Given entries >>
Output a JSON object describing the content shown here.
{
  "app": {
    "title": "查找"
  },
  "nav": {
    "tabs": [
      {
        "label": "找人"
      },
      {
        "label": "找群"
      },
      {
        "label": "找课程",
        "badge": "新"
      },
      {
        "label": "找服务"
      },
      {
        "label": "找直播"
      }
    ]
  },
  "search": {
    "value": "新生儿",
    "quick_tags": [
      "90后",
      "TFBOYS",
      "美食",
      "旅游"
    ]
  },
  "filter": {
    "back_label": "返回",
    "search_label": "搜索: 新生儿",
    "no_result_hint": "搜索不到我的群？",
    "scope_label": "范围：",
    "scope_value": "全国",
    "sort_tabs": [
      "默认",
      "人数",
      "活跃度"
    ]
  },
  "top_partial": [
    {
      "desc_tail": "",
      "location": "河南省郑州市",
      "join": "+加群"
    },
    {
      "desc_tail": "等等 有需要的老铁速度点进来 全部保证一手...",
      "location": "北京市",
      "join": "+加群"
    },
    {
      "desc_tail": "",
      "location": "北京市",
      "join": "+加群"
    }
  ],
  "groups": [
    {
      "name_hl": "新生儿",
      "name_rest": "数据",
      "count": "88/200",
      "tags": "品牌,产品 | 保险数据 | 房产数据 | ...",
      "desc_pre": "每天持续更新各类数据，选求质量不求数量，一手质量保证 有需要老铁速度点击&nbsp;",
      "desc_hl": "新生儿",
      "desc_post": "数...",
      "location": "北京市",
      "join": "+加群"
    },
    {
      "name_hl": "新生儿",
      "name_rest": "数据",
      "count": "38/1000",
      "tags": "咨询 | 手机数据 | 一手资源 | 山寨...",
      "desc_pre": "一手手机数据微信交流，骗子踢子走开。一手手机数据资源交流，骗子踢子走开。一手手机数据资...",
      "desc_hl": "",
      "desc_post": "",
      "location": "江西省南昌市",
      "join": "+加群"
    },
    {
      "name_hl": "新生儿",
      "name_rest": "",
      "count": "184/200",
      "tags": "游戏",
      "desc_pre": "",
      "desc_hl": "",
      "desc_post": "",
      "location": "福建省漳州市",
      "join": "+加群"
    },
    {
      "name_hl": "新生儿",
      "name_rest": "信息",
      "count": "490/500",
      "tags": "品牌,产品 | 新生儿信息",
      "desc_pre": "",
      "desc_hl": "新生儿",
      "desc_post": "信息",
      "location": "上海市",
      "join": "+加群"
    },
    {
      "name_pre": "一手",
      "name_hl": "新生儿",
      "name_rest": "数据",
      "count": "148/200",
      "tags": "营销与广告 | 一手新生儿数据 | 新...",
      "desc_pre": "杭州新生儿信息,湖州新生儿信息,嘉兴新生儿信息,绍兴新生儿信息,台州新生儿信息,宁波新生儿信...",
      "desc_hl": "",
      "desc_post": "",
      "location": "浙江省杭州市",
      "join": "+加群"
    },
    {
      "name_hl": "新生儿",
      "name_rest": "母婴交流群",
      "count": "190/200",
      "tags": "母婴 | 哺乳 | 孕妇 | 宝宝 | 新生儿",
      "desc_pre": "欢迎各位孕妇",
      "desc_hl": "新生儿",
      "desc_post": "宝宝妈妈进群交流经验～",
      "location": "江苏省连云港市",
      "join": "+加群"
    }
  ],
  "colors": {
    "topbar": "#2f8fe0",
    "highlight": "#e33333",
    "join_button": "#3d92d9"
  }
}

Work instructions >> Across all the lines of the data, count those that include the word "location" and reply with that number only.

Answer >> 9